Items from an interface collection
· · ·

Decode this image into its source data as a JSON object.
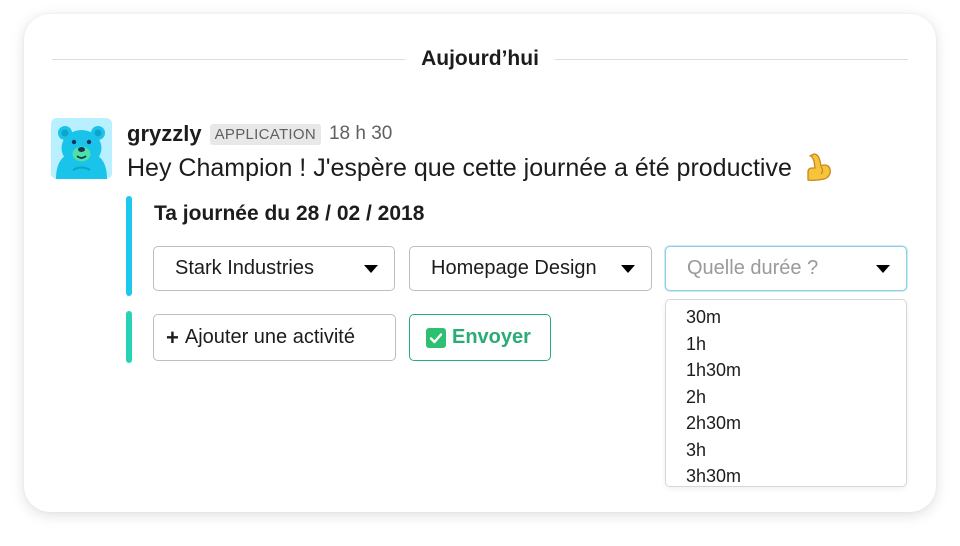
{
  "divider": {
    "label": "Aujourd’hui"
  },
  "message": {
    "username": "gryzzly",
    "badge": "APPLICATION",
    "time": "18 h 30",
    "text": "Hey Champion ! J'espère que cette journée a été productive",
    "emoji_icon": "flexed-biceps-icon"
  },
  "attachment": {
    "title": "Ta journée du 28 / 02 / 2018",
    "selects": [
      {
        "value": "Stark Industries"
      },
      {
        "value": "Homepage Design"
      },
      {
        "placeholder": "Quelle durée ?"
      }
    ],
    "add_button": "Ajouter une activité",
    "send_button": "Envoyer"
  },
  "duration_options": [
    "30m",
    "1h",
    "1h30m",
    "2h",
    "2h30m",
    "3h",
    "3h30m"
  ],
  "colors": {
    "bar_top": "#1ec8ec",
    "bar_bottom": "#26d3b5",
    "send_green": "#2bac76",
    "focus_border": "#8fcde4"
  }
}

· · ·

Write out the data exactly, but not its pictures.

_Reply:_
Decode this image into its source data as a JSON object.
{
  "divider": {
    "label": "Aujourd’hui"
  },
  "message": {
    "username": "gryzzly",
    "badge": "APPLICATION",
    "time": "18 h 30",
    "text": "Hey Champion ! J'espère que cette journée a été productive",
    "emoji_icon": "flexed-biceps-icon"
  },
  "attachment": {
    "title": "Ta journée du 28 / 02 / 2018",
    "selects": [
      {
        "value": "Stark Industries"
      },
      {
        "value": "Homepage Design"
      },
      {
        "placeholder": "Quelle durée ?"
      }
    ],
    "add_button": "Ajouter une activité",
    "send_button": "Envoyer"
  },
  "duration_options": [
    "30m",
    "1h",
    "1h30m",
    "2h",
    "2h30m",
    "3h",
    "3h30m"
  ],
  "colors": {
    "bar_top": "#1ec8ec",
    "bar_bottom": "#26d3b5",
    "send_green": "#2bac76",
    "focus_border": "#8fcde4"
  }
}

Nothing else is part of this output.